*About this task*. Note each line in the data below that holds "content", and copy it.

*Data for processing*.
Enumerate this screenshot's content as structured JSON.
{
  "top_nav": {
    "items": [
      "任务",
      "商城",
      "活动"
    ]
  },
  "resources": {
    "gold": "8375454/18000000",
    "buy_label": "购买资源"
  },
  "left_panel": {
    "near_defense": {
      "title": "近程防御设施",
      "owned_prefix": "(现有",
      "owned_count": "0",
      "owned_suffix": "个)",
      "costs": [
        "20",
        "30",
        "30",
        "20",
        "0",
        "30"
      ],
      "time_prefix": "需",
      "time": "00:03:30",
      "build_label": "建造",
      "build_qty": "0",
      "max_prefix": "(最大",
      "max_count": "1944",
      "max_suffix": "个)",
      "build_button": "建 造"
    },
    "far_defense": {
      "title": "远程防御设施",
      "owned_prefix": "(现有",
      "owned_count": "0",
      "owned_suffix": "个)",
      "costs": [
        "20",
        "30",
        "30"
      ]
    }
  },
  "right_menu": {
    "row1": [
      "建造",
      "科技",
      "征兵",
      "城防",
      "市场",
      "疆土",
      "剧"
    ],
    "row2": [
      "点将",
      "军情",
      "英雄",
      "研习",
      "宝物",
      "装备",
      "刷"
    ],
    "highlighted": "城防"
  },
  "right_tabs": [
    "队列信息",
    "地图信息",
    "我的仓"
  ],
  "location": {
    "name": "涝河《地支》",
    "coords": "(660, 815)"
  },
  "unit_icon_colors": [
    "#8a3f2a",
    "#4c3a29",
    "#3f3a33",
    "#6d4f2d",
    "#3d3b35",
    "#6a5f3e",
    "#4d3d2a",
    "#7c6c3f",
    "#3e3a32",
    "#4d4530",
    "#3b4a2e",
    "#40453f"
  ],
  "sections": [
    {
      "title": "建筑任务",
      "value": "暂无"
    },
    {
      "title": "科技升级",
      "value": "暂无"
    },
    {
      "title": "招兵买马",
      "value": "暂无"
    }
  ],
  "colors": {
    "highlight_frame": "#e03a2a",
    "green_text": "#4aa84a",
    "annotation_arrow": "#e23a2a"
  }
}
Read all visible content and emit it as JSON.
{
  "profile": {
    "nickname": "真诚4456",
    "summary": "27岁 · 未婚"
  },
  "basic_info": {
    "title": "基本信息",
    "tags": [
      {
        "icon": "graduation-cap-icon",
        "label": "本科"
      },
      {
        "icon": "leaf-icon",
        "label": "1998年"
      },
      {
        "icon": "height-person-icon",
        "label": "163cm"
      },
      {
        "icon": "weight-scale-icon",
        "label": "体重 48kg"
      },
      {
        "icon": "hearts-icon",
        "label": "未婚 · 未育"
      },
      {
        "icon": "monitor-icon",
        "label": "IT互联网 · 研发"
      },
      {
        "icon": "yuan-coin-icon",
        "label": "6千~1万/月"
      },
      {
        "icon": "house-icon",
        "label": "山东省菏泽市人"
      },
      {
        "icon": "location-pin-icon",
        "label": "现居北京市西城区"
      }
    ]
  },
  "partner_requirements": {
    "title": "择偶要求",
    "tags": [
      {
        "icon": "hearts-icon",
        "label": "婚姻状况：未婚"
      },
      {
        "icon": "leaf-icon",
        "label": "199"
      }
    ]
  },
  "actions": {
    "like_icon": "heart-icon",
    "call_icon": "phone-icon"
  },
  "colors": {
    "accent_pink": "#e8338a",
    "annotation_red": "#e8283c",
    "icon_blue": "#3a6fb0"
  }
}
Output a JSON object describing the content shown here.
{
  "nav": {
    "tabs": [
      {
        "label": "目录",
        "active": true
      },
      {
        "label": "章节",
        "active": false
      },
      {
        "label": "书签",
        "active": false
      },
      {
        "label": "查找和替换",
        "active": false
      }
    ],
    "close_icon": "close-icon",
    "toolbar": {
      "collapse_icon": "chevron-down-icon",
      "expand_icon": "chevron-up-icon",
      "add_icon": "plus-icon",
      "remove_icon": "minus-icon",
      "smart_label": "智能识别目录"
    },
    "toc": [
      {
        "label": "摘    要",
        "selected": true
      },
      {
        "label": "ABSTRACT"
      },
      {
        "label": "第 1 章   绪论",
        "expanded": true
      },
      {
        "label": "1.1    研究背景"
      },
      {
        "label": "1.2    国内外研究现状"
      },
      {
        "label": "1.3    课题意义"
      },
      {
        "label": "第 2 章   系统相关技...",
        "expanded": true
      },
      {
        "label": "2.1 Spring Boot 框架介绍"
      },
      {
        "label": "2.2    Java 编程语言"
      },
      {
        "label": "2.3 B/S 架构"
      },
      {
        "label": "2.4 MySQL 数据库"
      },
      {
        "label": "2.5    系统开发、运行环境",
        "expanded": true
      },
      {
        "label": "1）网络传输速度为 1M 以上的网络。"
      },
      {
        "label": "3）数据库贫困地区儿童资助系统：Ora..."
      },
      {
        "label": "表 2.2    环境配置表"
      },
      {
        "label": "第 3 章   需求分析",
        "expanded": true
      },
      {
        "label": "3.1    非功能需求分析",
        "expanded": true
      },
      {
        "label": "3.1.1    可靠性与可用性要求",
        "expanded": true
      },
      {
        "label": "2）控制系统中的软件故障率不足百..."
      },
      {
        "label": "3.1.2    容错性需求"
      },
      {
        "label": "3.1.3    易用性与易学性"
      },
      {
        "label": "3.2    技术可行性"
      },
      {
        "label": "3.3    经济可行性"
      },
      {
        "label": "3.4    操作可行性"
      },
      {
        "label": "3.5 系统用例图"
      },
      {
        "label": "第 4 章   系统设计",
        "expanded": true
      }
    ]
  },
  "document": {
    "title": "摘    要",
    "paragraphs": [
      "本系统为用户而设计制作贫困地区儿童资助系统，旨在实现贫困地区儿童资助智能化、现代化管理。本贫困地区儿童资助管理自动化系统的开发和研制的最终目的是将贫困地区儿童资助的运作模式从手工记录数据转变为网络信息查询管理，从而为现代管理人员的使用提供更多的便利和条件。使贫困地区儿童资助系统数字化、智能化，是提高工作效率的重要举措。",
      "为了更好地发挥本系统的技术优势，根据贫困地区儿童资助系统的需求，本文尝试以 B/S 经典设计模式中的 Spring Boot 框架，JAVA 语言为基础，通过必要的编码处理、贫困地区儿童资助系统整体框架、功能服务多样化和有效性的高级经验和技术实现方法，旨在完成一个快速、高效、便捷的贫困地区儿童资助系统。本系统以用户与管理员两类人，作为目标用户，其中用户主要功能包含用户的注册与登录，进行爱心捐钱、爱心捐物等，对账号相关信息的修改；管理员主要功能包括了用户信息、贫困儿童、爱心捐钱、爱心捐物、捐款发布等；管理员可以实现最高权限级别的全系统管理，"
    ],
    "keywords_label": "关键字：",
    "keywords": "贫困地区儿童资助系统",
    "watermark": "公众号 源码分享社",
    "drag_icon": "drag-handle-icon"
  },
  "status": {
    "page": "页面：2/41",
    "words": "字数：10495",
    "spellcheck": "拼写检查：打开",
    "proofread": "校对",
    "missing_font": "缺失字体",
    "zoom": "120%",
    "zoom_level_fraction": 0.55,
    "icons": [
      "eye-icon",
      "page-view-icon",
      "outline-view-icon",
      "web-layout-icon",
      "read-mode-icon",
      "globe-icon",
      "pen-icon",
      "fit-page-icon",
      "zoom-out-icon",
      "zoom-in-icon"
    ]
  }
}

*Exercise response*.
Enumerate this screenshot's content as structured JSON.
Read all visible content and emit it as JSON.
Output a JSON object describing the content shown here.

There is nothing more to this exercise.